Dataset rows for apps and sites:
────────────────

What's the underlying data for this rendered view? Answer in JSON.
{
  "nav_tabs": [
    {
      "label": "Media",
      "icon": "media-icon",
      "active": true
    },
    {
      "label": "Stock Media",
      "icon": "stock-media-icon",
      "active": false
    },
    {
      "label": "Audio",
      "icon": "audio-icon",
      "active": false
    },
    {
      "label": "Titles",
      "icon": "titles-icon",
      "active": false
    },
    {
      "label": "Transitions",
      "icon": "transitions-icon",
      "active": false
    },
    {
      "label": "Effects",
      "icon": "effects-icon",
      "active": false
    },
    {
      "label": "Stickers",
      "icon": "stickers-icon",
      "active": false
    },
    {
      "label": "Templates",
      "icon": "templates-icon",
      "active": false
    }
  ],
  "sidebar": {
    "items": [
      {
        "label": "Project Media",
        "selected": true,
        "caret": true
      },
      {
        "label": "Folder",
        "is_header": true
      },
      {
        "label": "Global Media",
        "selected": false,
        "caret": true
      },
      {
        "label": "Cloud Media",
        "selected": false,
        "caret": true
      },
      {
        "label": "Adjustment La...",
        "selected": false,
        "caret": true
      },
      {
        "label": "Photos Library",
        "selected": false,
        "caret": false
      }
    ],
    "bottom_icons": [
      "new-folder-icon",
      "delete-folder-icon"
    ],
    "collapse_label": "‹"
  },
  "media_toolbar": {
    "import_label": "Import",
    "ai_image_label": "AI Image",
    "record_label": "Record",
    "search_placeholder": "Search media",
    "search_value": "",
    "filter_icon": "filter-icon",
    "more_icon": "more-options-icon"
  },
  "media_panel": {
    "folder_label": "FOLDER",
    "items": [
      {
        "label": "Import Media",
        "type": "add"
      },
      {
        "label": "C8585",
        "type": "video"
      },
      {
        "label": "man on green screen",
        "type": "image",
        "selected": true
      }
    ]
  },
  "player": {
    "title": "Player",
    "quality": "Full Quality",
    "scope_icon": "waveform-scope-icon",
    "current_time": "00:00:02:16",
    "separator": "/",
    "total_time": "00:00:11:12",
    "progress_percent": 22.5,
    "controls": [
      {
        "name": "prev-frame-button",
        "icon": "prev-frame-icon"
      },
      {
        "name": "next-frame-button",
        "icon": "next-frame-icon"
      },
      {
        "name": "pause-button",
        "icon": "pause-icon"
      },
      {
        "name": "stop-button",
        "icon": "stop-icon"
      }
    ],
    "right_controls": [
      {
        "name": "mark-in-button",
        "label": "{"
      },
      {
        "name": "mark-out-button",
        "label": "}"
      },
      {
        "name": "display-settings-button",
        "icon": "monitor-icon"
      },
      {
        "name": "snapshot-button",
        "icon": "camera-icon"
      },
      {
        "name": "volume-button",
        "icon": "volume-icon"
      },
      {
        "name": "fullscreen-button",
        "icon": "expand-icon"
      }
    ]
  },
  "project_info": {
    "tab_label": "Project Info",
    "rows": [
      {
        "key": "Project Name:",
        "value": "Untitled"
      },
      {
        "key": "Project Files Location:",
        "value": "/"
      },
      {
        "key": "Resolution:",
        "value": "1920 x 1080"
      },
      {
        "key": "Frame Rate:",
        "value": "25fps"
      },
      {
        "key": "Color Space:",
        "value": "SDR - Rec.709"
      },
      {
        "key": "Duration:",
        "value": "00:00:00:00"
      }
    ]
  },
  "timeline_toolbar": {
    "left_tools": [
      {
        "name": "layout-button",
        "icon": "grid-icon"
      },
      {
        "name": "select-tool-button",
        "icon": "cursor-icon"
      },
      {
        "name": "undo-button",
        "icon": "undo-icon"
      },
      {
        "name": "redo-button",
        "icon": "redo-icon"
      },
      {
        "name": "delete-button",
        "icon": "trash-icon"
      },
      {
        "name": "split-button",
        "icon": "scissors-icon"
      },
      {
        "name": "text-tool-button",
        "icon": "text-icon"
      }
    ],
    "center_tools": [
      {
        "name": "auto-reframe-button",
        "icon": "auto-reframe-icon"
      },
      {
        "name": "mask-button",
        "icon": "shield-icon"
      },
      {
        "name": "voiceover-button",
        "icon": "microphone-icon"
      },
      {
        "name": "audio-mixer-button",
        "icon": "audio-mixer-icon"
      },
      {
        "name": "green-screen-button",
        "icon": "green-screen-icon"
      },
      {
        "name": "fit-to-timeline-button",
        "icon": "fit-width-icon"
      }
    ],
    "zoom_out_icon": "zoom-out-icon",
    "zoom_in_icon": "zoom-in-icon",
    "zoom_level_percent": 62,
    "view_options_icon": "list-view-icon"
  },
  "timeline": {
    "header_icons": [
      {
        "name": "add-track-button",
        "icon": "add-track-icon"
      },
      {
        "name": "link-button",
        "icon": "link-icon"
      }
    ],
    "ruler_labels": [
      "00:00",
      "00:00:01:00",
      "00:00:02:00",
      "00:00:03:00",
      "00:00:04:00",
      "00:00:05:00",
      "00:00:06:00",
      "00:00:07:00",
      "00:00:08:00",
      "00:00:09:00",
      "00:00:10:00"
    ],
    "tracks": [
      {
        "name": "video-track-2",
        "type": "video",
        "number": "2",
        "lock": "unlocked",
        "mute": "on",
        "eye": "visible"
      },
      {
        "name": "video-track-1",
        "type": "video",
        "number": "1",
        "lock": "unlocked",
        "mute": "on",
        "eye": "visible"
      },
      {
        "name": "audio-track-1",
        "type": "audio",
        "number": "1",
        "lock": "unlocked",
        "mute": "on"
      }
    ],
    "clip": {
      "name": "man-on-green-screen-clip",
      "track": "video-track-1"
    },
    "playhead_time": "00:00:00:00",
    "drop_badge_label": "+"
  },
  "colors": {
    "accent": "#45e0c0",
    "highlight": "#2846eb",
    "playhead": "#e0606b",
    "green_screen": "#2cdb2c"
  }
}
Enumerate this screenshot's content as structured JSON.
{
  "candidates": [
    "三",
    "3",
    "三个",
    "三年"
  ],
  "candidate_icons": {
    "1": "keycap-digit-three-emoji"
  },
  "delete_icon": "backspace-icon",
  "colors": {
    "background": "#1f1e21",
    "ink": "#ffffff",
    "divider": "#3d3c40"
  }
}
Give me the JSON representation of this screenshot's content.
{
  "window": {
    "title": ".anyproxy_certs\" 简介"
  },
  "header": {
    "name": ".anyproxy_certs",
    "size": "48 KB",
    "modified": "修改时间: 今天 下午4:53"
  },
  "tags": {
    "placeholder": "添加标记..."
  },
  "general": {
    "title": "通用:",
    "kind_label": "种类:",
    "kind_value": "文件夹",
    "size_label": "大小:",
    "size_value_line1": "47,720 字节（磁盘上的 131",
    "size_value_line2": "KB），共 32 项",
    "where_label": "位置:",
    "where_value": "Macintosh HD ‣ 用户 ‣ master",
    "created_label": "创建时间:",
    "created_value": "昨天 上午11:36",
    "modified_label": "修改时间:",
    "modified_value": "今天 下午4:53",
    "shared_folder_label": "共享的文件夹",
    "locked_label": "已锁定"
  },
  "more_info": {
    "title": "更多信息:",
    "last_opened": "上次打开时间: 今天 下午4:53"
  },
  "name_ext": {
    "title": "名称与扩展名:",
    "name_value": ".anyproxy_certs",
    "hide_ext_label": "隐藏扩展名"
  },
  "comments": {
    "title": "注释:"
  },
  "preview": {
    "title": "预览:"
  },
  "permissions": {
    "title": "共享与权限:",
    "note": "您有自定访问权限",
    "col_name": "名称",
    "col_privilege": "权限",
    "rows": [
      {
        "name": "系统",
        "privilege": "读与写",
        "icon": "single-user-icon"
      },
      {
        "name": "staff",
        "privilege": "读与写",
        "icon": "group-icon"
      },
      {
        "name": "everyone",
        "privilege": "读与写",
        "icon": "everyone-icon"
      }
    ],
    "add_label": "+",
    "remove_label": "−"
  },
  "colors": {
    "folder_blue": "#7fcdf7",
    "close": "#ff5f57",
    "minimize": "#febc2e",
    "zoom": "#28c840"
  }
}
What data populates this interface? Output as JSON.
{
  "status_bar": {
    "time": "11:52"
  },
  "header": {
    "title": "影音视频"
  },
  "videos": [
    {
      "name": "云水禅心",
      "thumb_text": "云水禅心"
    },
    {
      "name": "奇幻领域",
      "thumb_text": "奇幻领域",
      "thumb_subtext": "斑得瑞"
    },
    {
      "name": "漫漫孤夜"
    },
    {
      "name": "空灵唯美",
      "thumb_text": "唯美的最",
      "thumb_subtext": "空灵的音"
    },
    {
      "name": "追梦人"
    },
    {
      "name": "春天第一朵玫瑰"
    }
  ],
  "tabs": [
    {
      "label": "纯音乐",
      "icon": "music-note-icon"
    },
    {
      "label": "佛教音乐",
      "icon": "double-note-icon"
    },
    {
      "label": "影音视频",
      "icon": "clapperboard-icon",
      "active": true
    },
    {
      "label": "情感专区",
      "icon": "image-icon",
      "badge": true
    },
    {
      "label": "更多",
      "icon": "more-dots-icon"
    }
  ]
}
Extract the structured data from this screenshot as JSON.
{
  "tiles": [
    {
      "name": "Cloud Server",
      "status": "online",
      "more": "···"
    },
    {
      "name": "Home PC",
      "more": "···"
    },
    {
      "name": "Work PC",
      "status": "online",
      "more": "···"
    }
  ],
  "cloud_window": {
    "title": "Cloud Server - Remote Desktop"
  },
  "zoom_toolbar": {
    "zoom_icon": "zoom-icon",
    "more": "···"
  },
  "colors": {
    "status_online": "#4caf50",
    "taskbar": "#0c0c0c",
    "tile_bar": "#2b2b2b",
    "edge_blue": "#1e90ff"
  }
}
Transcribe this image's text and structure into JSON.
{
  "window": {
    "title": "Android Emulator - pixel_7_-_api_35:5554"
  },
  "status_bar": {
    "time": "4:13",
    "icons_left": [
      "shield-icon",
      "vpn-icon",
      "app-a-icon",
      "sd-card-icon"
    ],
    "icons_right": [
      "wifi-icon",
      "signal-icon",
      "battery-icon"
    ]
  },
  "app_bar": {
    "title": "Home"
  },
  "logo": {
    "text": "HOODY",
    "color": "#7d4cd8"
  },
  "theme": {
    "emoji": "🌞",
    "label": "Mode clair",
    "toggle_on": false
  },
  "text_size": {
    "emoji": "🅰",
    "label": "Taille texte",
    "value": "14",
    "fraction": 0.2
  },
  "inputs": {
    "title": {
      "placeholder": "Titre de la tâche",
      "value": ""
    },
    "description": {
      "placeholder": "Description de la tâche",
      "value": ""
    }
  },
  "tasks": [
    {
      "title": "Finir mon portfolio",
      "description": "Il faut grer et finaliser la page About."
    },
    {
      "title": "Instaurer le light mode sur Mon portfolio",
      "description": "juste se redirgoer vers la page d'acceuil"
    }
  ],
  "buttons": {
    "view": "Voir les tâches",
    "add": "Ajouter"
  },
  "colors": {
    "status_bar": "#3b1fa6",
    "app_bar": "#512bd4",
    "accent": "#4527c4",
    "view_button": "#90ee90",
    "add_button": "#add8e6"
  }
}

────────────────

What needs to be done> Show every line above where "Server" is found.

Finished task>
      "name": "Cloud Server",
    "title": "Cloud Server - Remote Desktop"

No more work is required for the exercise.